The work on display ranges from 3-Dimensional portraiture of famous personages such as Buckminster Fuller, Bo Diddley, Dick Gregory and Les Paul produced with Clayton Munsey, as well as an array of portraits of local artists and their work all seen in 3 dimensions. Among other works on display are experimental images done with the technique of 3-D integral photography commonly known as lenticular images. Diamond has pushed the envelope with this medium taking it to the streets. Most work that has been seen using this art form is created mainly in a studio under contrived conditions.

Never before seen will be what Diamond is calling a “3-D Wall-o-Grams.” The assemblage of over 100 3d images ranging in size appear as a montage on one gallery wall which will provide an arresting visual as these intensely 3-D little worlds collide all in one place. Says Diamond of the ”Wall-o-Grams” experiment, “this is a new medium for most people, and as such a new visual language which requires a bit of contemplation in order to really see what is going on in these little gems.
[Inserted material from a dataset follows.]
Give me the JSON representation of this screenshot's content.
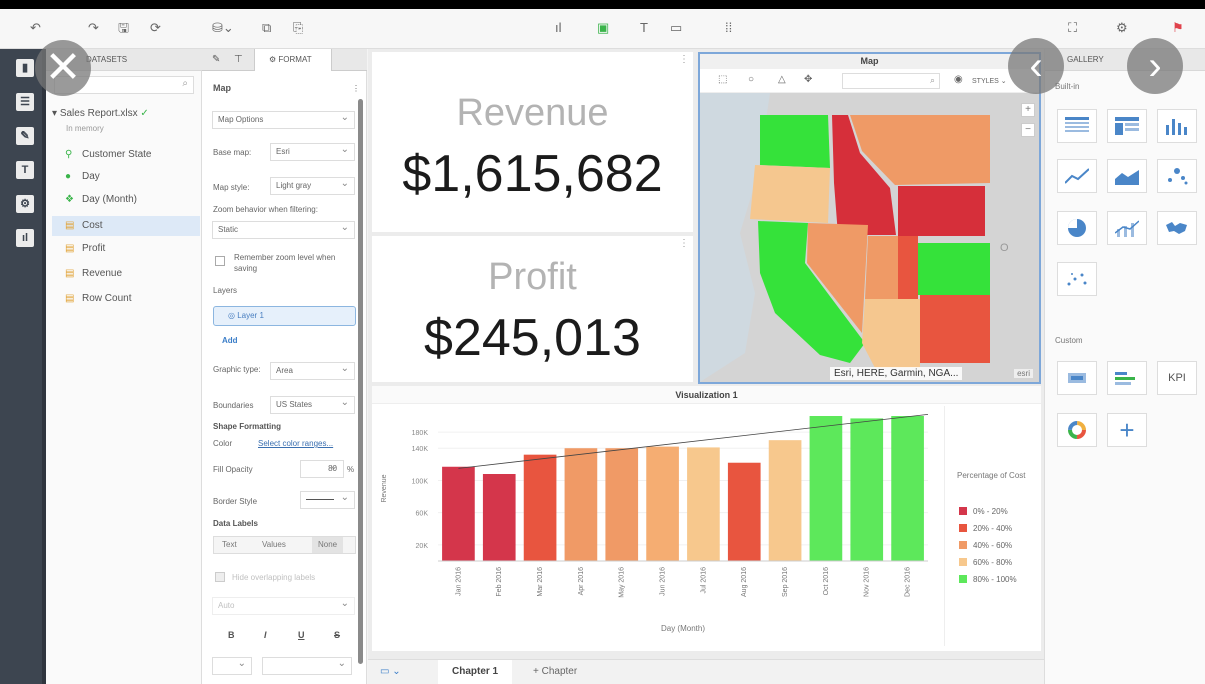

By presenting such an overwhelming pastiche of subjects all in one place the viewer can readily acclimate to this new lexicon if they have the patience to engage, the rewards are great and it directly affects their appreciation for the 3-D- depth of the world around them.”

Also, in the show will be “GreenSpace” a 3-D installation on the floor the visitors are encouraged to walk upon. Originally created for an office lobby in Tokyo Japan, a 3 ft x 4 ft chunk of earth is seen with green leaves popping out that seem to come up to the viewers shins while walking on it. Diamond says that the experience is akin to sensations only achievable in a dream state where objects intersect and share 3 dimensional spaces in a way “real” things cannot.

www.diamondimages.com

wwww.swampspace.blogspot.com